_Task prompt_: Line count for "JSON": tally the lines of the records below that contain it, and give only that number.

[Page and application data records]
━━━━━━━━━━━━━━━━

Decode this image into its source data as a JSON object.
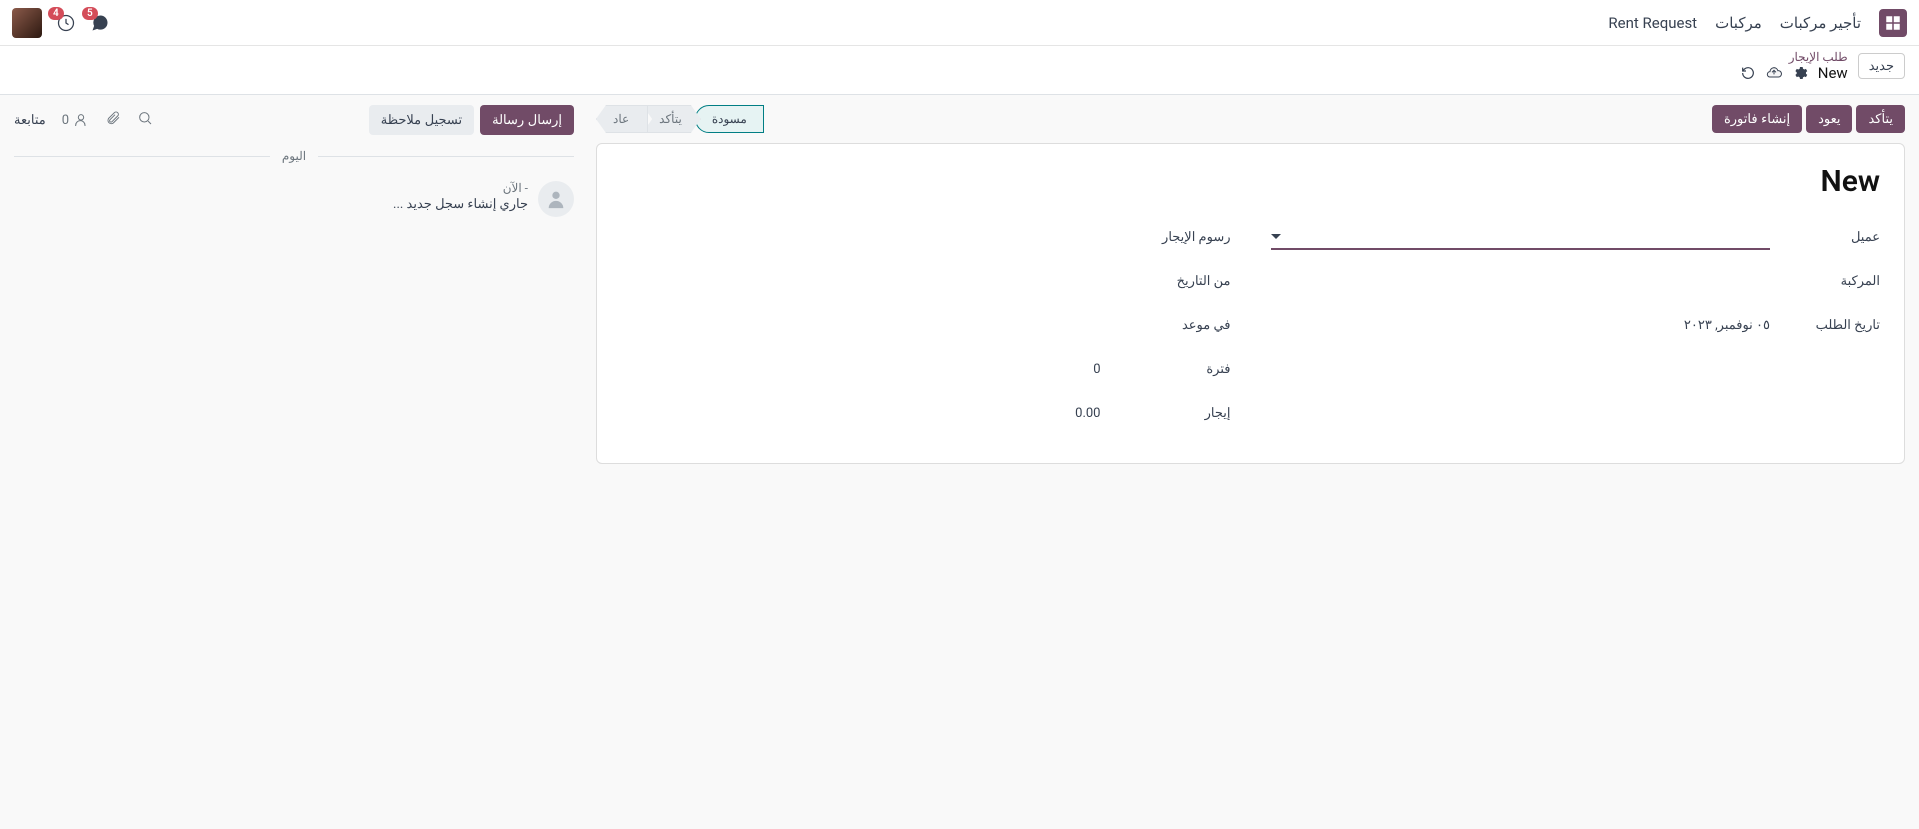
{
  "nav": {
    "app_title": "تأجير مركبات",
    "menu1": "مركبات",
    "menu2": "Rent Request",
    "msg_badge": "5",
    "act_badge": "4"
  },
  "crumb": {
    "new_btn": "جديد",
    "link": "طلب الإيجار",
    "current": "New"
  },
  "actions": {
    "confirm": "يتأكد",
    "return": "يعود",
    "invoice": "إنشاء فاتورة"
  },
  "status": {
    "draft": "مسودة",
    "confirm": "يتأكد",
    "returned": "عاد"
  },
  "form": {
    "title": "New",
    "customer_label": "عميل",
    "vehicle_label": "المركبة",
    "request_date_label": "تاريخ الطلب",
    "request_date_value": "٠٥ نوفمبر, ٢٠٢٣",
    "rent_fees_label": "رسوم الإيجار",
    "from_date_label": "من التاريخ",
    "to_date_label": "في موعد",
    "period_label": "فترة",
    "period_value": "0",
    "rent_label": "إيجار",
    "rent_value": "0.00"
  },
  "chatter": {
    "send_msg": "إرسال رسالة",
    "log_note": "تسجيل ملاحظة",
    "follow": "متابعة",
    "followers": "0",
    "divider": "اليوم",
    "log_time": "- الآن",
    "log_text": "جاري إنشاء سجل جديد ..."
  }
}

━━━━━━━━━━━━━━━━

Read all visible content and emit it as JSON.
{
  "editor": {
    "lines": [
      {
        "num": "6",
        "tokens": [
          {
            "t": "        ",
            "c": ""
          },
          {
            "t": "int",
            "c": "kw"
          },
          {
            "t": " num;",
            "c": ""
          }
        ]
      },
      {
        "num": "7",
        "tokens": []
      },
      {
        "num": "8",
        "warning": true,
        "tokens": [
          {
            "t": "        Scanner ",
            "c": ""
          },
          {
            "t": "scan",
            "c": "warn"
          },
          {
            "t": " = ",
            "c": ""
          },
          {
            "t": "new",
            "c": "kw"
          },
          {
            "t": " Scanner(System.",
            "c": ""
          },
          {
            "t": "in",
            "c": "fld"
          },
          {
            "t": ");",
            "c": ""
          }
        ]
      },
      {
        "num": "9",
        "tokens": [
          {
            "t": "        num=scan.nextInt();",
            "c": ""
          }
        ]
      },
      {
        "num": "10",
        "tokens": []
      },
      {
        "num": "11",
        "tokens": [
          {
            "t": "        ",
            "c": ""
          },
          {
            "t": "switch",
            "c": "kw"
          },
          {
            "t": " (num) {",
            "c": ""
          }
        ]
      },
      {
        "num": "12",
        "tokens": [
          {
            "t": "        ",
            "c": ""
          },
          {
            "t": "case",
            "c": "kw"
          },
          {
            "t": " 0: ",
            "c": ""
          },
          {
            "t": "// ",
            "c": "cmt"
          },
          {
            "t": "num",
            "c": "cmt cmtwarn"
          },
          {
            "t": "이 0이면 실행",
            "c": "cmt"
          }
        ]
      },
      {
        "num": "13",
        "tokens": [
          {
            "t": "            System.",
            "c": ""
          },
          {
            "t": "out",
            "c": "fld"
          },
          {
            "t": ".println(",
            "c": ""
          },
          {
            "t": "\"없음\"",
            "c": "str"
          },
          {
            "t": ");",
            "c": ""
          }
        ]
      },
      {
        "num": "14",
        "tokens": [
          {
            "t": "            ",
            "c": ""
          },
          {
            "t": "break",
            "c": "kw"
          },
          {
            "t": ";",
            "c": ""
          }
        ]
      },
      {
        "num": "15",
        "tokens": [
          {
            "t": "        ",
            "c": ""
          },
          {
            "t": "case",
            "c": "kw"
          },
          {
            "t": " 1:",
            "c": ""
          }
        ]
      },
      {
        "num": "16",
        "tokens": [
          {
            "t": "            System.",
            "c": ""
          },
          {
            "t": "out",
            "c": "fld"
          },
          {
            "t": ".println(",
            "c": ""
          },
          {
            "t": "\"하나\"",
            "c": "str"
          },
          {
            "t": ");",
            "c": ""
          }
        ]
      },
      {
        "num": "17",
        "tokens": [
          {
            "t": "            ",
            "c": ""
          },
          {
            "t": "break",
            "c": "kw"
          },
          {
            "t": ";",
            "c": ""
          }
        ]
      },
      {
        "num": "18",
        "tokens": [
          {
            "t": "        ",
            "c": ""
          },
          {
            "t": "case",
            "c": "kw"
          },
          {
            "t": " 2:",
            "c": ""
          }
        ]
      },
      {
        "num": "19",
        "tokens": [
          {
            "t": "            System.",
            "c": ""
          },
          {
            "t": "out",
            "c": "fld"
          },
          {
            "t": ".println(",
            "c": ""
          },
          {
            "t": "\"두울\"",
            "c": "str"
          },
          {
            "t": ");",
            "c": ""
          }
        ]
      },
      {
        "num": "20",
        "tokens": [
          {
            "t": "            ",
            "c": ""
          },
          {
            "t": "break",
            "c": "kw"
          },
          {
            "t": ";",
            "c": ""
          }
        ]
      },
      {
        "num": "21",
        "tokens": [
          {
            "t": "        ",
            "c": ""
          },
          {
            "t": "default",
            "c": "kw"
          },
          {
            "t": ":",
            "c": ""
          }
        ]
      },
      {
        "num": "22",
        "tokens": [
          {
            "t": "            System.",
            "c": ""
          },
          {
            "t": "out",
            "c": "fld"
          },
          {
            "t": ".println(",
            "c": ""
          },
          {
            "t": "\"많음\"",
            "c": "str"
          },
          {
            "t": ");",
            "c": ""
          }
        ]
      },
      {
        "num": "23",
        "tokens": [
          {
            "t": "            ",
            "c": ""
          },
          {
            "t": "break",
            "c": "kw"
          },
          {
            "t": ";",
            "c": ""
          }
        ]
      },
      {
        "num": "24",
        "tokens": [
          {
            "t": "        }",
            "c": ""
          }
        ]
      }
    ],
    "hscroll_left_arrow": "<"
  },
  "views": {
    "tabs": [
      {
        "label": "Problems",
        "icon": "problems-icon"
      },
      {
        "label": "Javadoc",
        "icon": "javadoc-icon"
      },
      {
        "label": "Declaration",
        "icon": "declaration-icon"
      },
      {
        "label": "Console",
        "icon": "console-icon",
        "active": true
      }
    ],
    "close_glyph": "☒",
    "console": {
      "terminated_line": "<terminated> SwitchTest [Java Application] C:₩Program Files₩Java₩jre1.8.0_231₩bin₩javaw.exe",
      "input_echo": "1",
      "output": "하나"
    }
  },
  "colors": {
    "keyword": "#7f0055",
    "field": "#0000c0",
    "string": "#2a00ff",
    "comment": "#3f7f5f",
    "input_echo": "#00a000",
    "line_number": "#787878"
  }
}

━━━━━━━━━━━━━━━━

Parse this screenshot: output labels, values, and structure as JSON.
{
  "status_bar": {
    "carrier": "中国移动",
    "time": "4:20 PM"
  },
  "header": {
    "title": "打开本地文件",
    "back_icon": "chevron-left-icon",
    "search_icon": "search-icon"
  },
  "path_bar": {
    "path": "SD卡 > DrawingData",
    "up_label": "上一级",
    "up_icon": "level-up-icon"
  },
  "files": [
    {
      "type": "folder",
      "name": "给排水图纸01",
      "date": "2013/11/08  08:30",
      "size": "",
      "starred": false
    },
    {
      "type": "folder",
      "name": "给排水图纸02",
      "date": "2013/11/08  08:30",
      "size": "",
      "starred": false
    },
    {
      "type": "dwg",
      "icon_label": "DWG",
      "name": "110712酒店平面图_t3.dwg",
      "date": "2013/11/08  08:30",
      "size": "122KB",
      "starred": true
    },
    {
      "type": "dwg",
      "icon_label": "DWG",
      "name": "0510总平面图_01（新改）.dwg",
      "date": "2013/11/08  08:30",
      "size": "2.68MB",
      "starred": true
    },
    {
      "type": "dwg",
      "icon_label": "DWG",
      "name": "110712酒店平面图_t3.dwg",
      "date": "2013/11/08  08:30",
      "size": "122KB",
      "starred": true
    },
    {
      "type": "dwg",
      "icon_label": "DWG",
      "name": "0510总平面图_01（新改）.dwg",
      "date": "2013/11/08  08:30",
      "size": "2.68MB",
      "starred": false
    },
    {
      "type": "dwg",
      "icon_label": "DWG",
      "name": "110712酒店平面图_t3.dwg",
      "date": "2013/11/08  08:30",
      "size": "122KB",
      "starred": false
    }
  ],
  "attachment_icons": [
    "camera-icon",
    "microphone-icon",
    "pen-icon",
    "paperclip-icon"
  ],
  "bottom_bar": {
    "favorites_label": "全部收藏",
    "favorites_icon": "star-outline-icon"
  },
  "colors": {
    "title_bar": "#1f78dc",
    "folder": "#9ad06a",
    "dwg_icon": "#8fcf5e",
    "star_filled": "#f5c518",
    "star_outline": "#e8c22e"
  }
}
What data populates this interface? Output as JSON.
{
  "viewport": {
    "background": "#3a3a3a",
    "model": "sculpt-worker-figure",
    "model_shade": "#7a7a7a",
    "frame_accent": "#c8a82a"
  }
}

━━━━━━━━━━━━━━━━

_Exercise output_: 4